REQUIREMENT: Copy each line of the records below that mentions the word "From".

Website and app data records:
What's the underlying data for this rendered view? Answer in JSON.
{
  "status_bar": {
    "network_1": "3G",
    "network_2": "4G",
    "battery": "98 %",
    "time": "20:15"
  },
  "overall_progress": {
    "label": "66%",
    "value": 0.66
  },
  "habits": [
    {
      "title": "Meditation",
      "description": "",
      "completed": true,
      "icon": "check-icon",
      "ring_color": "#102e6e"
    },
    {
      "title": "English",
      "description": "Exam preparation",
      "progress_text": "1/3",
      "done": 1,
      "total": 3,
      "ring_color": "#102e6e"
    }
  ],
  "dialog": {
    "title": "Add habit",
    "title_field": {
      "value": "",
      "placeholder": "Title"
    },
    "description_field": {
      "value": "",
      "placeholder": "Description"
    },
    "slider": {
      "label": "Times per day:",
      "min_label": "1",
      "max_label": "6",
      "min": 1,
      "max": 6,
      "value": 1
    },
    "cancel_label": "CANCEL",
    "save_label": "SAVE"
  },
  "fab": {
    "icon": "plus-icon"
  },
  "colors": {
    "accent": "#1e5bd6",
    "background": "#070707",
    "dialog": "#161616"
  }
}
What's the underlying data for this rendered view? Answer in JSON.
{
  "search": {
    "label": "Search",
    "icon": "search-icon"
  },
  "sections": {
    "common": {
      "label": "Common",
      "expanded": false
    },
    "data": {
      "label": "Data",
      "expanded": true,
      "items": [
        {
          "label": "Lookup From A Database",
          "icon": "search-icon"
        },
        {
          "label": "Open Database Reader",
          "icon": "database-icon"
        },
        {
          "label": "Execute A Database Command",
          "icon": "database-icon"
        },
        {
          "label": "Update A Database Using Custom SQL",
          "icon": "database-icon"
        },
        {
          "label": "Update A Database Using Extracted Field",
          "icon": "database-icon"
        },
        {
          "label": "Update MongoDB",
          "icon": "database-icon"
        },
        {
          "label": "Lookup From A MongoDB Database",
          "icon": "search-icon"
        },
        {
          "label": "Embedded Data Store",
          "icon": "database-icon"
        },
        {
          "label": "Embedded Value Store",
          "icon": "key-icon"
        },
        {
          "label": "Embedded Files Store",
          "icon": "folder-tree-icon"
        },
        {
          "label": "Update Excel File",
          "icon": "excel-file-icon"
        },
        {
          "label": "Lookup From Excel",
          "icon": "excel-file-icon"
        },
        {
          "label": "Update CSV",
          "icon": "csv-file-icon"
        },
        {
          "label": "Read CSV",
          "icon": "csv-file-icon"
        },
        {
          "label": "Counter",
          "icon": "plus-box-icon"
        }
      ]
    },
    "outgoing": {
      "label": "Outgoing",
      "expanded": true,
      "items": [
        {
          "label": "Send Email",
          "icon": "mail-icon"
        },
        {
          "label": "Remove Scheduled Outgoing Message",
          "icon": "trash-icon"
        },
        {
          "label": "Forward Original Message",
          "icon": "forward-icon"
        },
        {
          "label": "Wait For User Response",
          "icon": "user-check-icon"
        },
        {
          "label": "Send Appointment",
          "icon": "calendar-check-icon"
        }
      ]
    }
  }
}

ANSWER TO THIS EXERCISE:
          "label": "Lookup From A Database",
          "label": "Lookup From A MongoDB Database",
          "label": "Lookup From Excel",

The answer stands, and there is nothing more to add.